Fasten Your Seat Belt: September Turbulence Set to Rock US

President Donald Trump boards Air Force One. NICHOLAS KAMM/AFP/Getty Images

Now that the summer holidays are over and Congress returns, the country is bracing itself for President Donald Trump’s next moves. Let us call them “Trumpstakes” or “Trumpgaffes,” assuming that the president’s temperament and impetuousness cannot and will not be controlled by all the king’s horses and all the king’s generals. With a debt ceiling crisis looming, a government shutdown possible over funding the magic wall with Mexico, the horror of Hurricane Harvey far from over, and Kim Jung-un not impressed with the president’s “fire and fury,” big surprises and mistakes are surely on the way from the White House.

Here are three. First, do not be surprised if the president fails to certify Iran’s compliance with Joint Comprehensive Plan of Action (JCPOA) that placed a stop on its nuclear weapons programs. In his competition with NAFTA as the worst agreement ever negotiated—and one would win a great deal of money betting that the president has read neither—non-certification would be a prelude to withdrawal. Of course, the president may be unaware that the JCPOA is not a bilateral agreement between Iran and the U.S. The other four permanent members of the UN Security Council—Britain, France, China and Russia—along with Germany and the EU as an observer are signatories. Even if the U.S. withdraws, the other parties certainly will not.

American sanctions would be re-imposed. However, do not expect the other parties to acquiesce. Indeed, the other signatories may decide to lift more sanctions on Iran as a means of gaining greater economic access. If the U.S. were to threaten counter-sanctions, three of its NATO allies would be affected. That would not be helpful to maintaining alliance coherence. The conclusion is that withdrawal would be a senseless and foolish mistake—the U.S. would possibly have the most to lose.

The president has also ordered the Pentagon to ban transgenders from entering the military. The Secretary of Defense has wisely convened a commission to advise how this directive could be implemented as well as how to deal with transgenders currently serving. The chances are good that Congress will pass a law or amendment with a veto-proof majority permitting transgenders who are physically and mentally qualified to serve.

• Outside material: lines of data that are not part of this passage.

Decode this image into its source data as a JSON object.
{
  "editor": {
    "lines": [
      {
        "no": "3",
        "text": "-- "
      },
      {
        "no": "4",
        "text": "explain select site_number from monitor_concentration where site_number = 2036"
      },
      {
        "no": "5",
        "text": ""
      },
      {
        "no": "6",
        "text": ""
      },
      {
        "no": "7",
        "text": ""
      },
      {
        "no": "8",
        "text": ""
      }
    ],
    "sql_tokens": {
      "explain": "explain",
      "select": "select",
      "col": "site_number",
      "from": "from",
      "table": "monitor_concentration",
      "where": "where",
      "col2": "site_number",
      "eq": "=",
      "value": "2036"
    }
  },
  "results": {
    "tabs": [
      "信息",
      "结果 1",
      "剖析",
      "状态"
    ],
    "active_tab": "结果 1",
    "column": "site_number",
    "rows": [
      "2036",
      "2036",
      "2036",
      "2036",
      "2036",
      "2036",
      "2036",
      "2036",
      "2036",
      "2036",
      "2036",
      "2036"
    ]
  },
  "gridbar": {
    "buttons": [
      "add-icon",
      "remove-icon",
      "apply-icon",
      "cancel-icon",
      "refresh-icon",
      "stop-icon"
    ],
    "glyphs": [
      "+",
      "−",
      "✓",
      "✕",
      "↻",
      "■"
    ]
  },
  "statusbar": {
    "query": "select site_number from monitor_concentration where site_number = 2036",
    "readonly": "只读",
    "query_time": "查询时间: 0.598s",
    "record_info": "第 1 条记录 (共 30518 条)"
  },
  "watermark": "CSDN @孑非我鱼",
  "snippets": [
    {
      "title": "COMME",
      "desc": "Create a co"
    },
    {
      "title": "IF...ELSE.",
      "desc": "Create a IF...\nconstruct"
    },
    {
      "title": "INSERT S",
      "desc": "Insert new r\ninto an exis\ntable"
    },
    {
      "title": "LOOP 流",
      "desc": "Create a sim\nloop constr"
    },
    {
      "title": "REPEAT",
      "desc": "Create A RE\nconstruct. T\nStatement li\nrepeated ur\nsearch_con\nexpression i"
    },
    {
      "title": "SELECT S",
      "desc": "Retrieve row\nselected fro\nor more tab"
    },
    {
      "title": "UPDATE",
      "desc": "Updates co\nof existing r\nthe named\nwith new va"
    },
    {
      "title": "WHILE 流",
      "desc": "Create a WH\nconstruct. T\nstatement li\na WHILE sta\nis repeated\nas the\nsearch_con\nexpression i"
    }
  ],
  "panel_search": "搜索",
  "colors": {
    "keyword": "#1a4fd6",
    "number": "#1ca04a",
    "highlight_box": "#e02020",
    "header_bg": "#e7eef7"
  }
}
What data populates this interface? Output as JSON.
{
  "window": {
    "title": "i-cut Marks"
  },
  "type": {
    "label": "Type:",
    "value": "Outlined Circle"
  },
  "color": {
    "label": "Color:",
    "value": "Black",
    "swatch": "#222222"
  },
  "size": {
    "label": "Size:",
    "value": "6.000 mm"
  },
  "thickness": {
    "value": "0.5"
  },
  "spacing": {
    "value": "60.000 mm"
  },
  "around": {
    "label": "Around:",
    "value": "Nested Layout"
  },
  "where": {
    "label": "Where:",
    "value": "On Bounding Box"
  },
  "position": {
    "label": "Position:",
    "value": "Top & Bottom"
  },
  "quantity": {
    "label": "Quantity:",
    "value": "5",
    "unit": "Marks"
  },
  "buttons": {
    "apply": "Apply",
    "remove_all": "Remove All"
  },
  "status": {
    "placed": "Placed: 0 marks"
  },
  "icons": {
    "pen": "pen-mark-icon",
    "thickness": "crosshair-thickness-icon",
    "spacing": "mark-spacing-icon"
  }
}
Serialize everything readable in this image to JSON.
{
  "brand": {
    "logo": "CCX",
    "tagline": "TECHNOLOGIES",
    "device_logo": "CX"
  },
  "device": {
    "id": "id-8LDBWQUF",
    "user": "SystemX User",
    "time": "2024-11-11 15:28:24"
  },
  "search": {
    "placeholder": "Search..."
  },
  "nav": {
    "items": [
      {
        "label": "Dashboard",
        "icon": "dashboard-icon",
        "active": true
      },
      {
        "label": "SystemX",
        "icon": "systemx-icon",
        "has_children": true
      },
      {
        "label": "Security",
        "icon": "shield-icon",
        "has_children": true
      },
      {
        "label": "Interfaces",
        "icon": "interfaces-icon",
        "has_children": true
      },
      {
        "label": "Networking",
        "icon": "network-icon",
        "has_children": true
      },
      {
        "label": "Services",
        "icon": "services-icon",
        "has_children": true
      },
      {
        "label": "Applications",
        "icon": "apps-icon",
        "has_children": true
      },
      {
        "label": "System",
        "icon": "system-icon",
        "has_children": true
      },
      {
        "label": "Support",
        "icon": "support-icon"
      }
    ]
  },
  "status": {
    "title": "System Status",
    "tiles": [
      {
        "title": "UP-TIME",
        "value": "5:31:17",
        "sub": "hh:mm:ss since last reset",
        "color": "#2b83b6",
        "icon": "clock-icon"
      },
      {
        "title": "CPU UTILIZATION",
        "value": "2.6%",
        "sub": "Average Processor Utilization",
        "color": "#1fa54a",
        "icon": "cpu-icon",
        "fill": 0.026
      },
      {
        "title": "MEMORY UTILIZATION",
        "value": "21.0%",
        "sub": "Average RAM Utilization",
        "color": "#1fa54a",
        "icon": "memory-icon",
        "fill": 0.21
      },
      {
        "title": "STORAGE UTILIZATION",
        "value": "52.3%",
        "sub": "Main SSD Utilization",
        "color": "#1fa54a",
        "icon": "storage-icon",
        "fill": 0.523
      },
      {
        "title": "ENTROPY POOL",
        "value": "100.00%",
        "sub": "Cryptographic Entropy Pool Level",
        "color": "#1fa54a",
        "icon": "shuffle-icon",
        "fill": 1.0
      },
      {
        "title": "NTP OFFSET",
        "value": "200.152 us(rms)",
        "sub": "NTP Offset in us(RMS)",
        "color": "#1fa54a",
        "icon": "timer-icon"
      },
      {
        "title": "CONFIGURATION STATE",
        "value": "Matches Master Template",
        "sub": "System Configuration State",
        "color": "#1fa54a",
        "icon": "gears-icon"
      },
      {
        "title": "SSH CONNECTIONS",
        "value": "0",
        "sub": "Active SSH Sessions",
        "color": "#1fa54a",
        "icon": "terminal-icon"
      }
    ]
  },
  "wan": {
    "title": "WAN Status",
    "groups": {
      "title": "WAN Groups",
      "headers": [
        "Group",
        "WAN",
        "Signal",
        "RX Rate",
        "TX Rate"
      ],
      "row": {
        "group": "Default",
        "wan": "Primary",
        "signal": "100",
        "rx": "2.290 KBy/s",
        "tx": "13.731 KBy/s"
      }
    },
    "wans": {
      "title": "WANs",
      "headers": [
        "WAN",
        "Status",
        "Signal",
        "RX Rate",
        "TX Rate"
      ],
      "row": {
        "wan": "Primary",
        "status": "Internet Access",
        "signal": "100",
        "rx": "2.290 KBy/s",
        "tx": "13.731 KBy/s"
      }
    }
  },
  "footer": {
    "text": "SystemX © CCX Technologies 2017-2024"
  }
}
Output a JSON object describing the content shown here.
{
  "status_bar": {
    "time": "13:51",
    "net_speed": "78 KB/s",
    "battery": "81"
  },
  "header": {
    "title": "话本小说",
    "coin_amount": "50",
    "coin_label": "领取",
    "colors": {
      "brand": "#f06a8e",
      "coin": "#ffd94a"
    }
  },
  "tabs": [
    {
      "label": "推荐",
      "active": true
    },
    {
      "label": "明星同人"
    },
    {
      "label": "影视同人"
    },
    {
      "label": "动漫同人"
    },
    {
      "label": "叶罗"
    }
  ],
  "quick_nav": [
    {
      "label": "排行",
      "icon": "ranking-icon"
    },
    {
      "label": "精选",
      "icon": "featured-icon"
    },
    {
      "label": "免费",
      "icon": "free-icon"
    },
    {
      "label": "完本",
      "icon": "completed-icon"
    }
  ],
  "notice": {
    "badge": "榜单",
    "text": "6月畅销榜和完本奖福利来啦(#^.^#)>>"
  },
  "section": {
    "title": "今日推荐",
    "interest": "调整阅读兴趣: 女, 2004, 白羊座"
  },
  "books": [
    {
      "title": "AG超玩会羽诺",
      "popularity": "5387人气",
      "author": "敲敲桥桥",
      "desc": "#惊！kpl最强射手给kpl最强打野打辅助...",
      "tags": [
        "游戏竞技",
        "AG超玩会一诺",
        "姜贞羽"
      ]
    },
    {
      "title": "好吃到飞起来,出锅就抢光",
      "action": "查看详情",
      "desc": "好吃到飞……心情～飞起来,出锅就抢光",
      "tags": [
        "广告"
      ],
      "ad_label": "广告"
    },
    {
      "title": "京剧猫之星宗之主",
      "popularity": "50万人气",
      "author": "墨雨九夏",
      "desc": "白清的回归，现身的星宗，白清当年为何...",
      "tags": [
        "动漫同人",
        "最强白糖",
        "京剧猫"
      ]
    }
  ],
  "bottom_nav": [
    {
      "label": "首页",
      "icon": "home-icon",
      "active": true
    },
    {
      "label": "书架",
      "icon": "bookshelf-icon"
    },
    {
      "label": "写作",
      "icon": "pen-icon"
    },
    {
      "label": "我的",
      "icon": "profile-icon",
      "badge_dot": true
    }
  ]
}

This could lead to a constitutional crisis.

The president could easily respond that as commander-in-chief, his word is law. Unfortunately, that is not what the Constitution says.  Article I Section 8 empowers Congress to set the rules for regulating the armed forces. This would set both ends of Pennsylvania on a collision course. The last time this happened was in 1868.

President Andrew Johnson disregarded the Tenure of Office bill passed over his veto and dismissed Secretary of War Edwin Stanton for opposing reconstruction in the South. The Tenure of Office Act forbade the president from firing a cabinet officer without the consent of Congress. While the law would be ruled unconstitutional, Johnson was impeached but not convicted for ignoring it. Likewise, and ironically, a law permitting transgenders to serve might entangle Trump.

Finally, Trump could make good on his threat to shut the government down if funding for the infamous wall is not approved. Perhaps the emergency funding for hurricane relief and the resulting increases in the budget deficit might alleviate Trump’s seeming stubbornness not to negotiate. Fiscal hawks alarmed by the soaring national debt and unable to make compensating cuts in an already bloated budget may make the case that spending has to be limited. Despite word from the White House that the president will not force a shut down, do not bet on that. Sometimes being obstinate is the president’s preferred course of action.

A government shut down is somewhat overblown in the actual economic damage it can do. The 27 day government shutdown in 1995-1996 had little political or economic impact. It’s the debt ceiling that really matters.

Of course, none of this takes into account what else the president might decide to do based on instinct or a spur of the moment whim.  North Korea may not be out of the woods. Trump hates being trumped. And Kim Jung-un so far seems to have done just that with his nuclear test this past weekend. Threatening to cancel the trade pact with South Korea seems a foolish response to Kim’s latest atomic diplomacy.

Where are we headed? No one knows. But at the Naval Observatory where Vice President Mike Pence lives, be certain someone is studying presidential transitions and how Gerald Ford conducted his after Richard Nixon was forced to resign in 1974.

Dr. Harlan Ullman has Served on the Senior Advisory Group for Supreme Allied Commander Europe (2004-2016) and is currently Senior Advisor at Washington D.C.’s Atlantic Council, chairman of two private companies, and principal author of the doctrine of shock and awe. A former naval person, he commanded a destroyer in the Persian Gulf and led over 150 missions and operations in Vietnam as a Swift Boat skipper. His next book Anatomy of Failure: Why America Has Lost Every War It Starts will be published in the fall. The writer can be reached on Twitter @harlankullman.

Fasten Your Seat Belt: September Turbulence Set to Rock US